The hidden harmony is superior[53] to the visible. (B54)

53 kreitton (κρείττων) = stronger, more desirable.

How does one become conscious of such hidden logos-related things?

As we have seen, Heraclitus believed most people don't develop such awareness. Instead they act as if isolated, asleep or ignorant.

But although the logos is common, most people live as though they possess a private purpose[7]. (B2 - second sentence)

7 phronesis (φρόνησις)—Alternative definitions of this word, such as 'to strive', 'to decide' and 'to intend', suggest "knowledge related to action." See Jaeger, p.460

For those awake there is one common world; but for those sleeping each deserts into a private world. (B89)
Those listening without understanding are like the deaf. The saying bears witness to them: absent while being present. (B34)

Nor did he believe learning and study help with the acquisition of such a rarefied and enlightened point of view.

Most people do not comprehend[16] however they encounter such things, nor do they understand what they learn; they believe only themselves. (B17)

16 ou gar phroneousi (οὐ γὰρ φρονέουσι)—see footnote 7.

Rather, he preferred direct experience (over academic learning) and deep self reflection as complementary ways to perceive the eternal logos.

Eyes are more accurate witnesses than ears. (B101a)
I searched for myself. (B101)
To be of sound mind[107] is the greatest excellence and wisdom; to speak and act with truth, detecting things according to their nature[108]. (B112)

107 sophronein (σωφρονεῖν) = to be temperate, discreet, to show self-control. This is a cognate with phronesis.

108 phusin (φύσιν) = natural qualities, constitution, condition.

All people are able to know themselves and to learn self-control[112]. (B116)

112 sophronein (σωφρονεῖν)—cf. footnote 107.

The soul is a law that increases its own power. (B115)
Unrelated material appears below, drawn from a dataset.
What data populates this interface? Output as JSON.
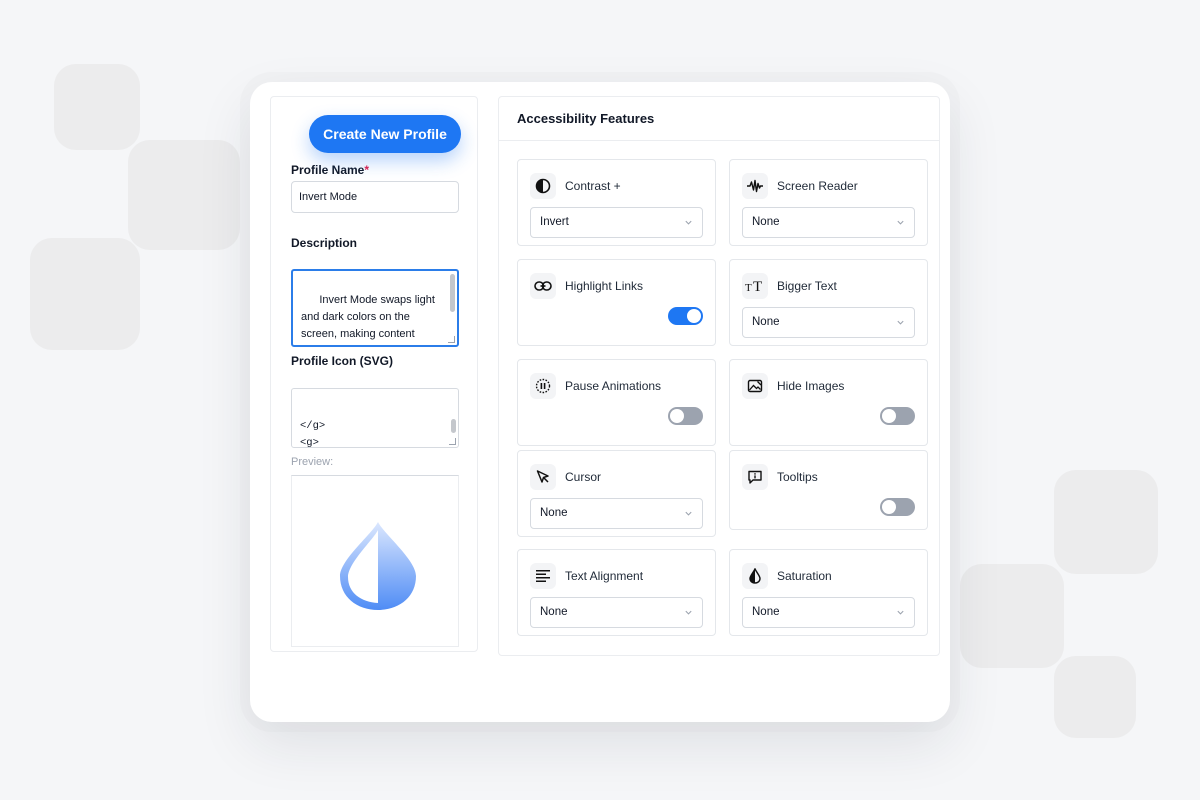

When learning by listening to another (fragment 17), one often does not hear (comprehend) what they are saying. Rather, a direct encounter with the universe, through one's own eyes or because of one's own efforts, is preferable (fragments 101a and 101). When paired with a sound mind and disciplined soul (fragments 112 and 116) one understands the true nature of things. This is a self-transformative virtuous circle (fragment 115) that becomes more effective with more practise (like learning a musical instrument!). Direct experience and self-reflection — an immediate, lived and first-hand appreciation of the eternal logos — is how to encounter, understand, express and ultimately transcend the paradox of the unity of the universe in the face of apparent diversity and change.
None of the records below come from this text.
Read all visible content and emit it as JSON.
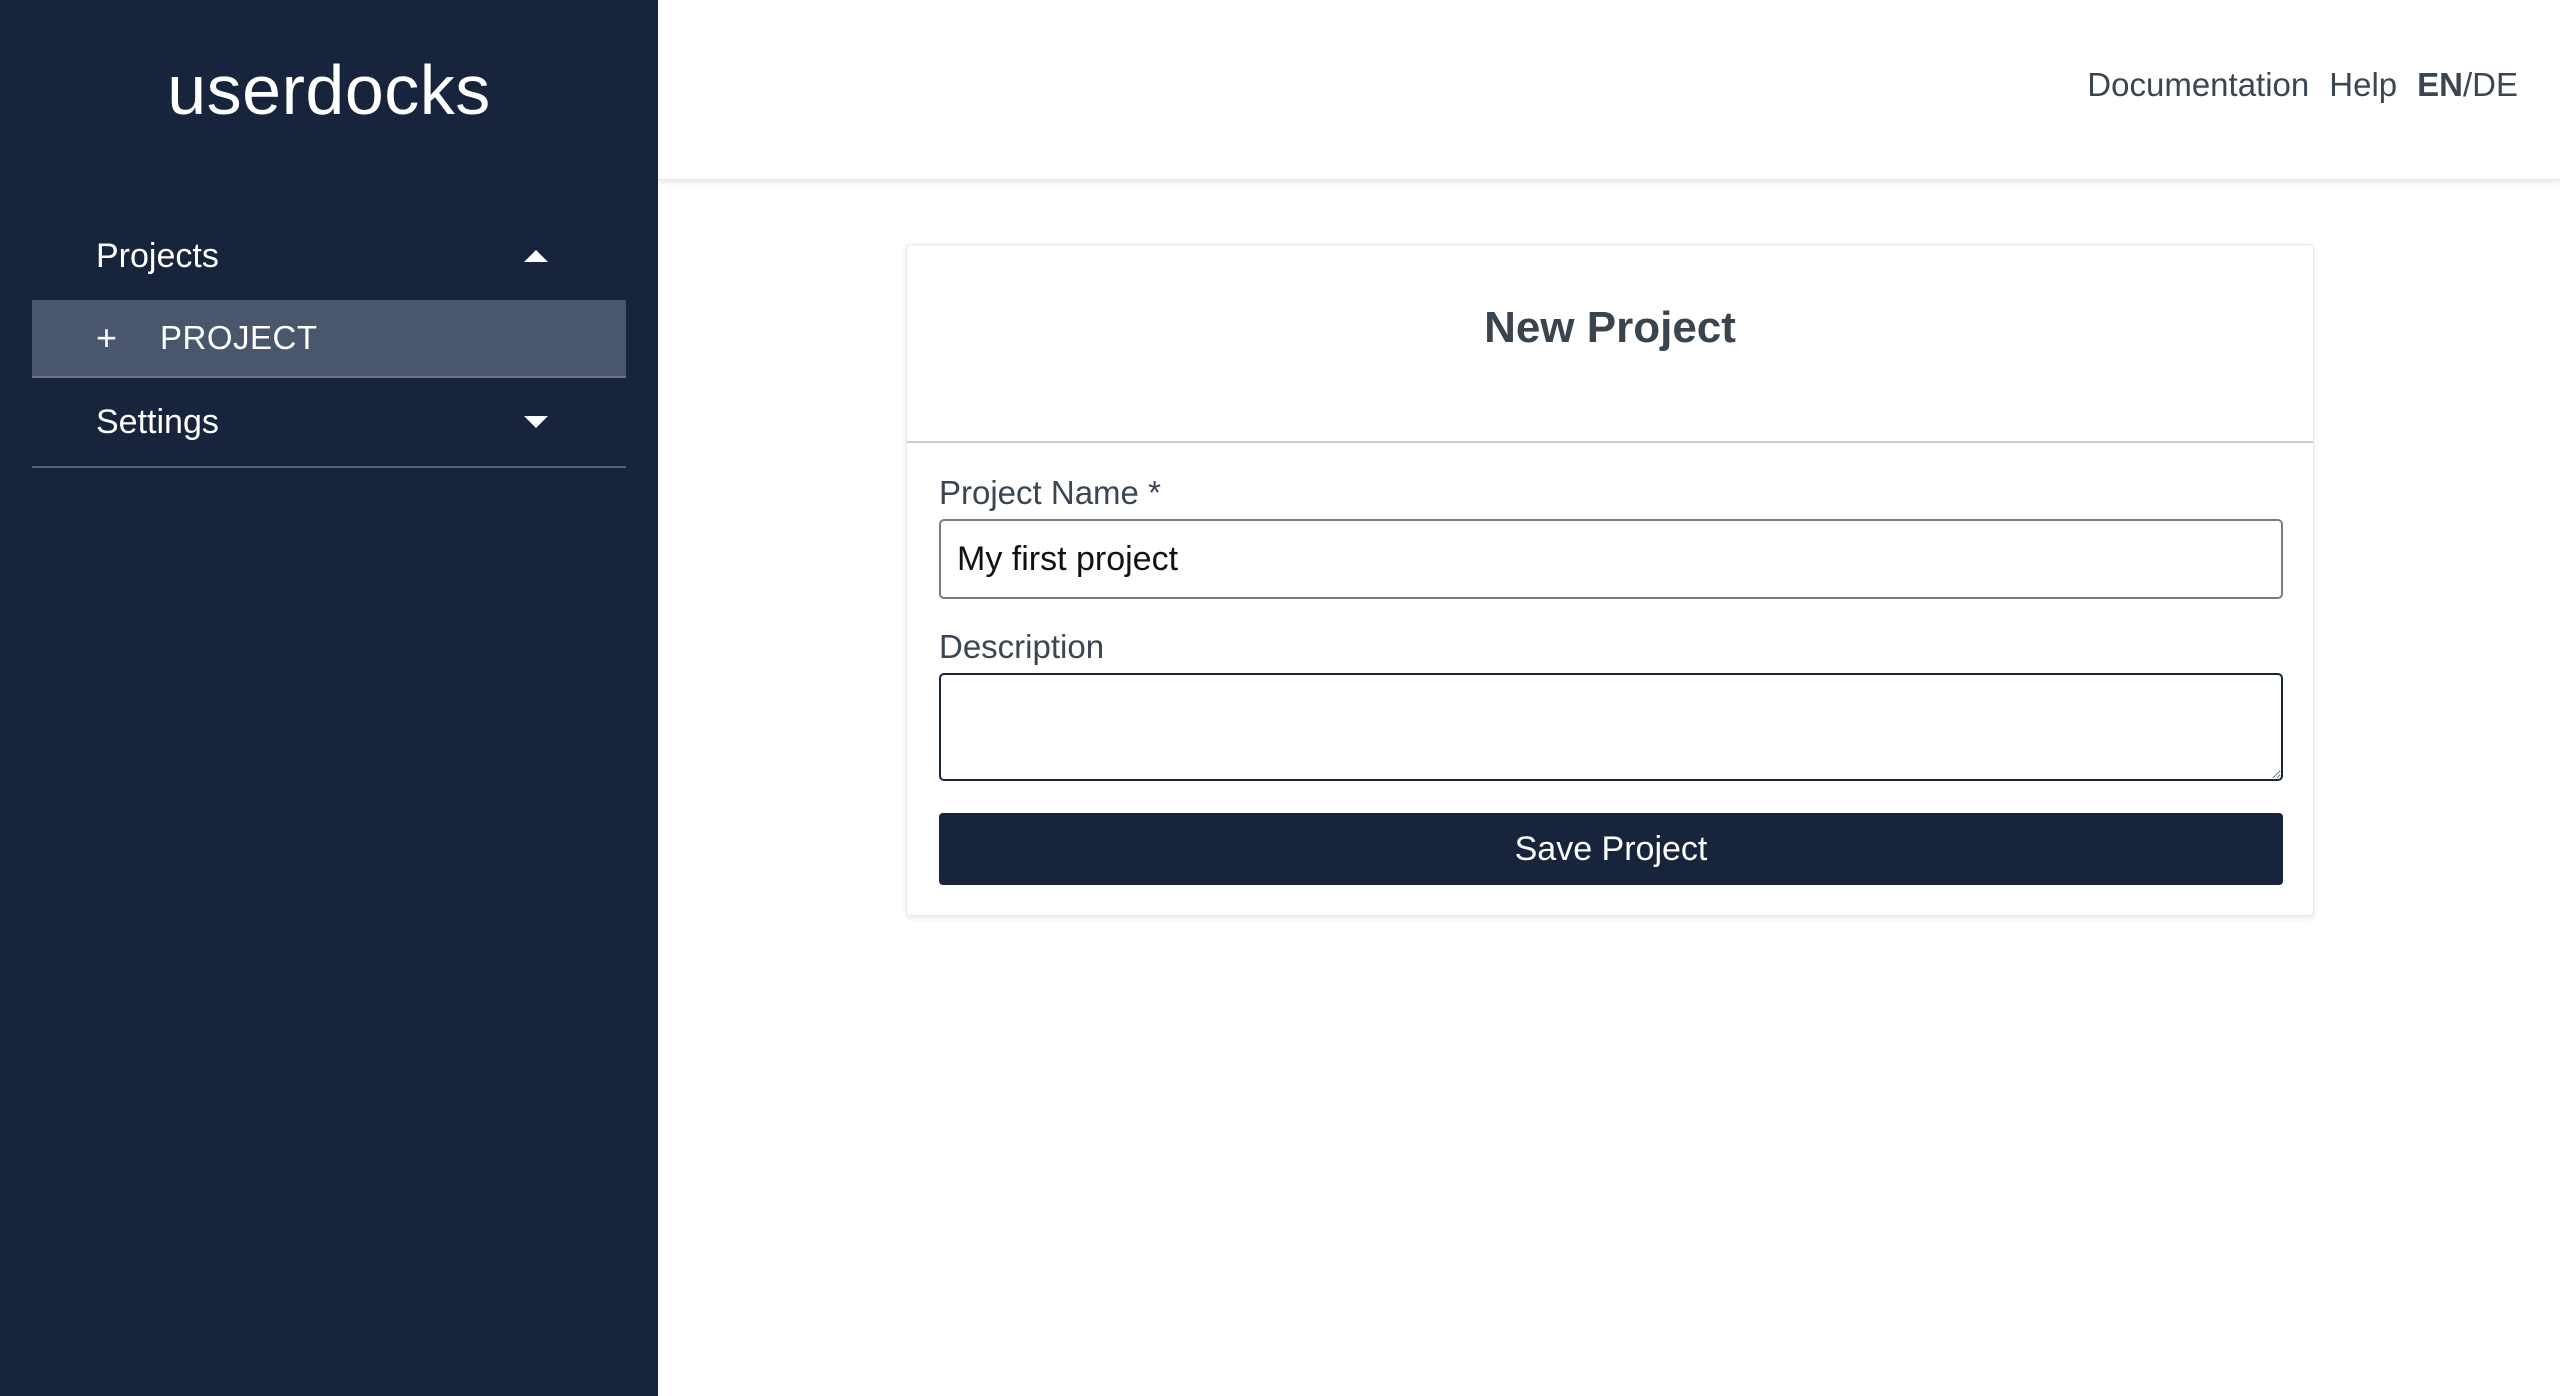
{
  "sidebar": {
    "brand": "userdocks",
    "sections": [
      {
        "label": "Projects",
        "expanded": true,
        "caret": "caret-up-icon"
      },
      {
        "label": "Settings",
        "expanded": false,
        "caret": "caret-down-icon"
      }
    ],
    "project_sub": {
      "icon": "plus-icon",
      "icon_glyph": "+",
      "label": "PROJECT"
    }
  },
  "header": {
    "links": {
      "documentation": "Documentation",
      "help": "Help"
    },
    "language": {
      "active": "EN",
      "separator": "/",
      "other": "DE"
    }
  },
  "form": {
    "title": "New Project",
    "project_name": {
      "label": "Project Name *",
      "value": "My first project"
    },
    "description": {
      "label": "Description",
      "value": ""
    },
    "save_label": "Save Project"
  },
  "colors": {
    "sidebar_bg": "#17243c",
    "sidebar_active_item": "#4a566b",
    "primary_button": "#17243c",
    "text": "#3b4652"
  }
}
Heraclitus is a challenging philosopher: his writing forces us to engage in the self-reflection needed to make sense of our direct experience of the universe. In fact, we should work things out for ourselves and not rely on the teachings of others, perhaps explaining why he neither declares nor conceals, but shows by sign. Heraclitus points the way but expects us to make sense of the universe ourselves: a deeply challenging, subtle yet rewarding experience that appeals to very few. The ambiguous poetry of his words, the fragmentary and fractured organisation of his thoughts, and the playfully demonstrative crafting of his aphorisms ensures Heraclitus is a perennially intriguing, stimulating and relevant philosopher to those who are tuned in and receptive to his peculiar yet profound and transfiguring exploration of the universe.

For upon those who read the same words, thoughts and aphorisms, ever different reflections and responses will flow.

One can never step into the same Heraclitus twice. :-)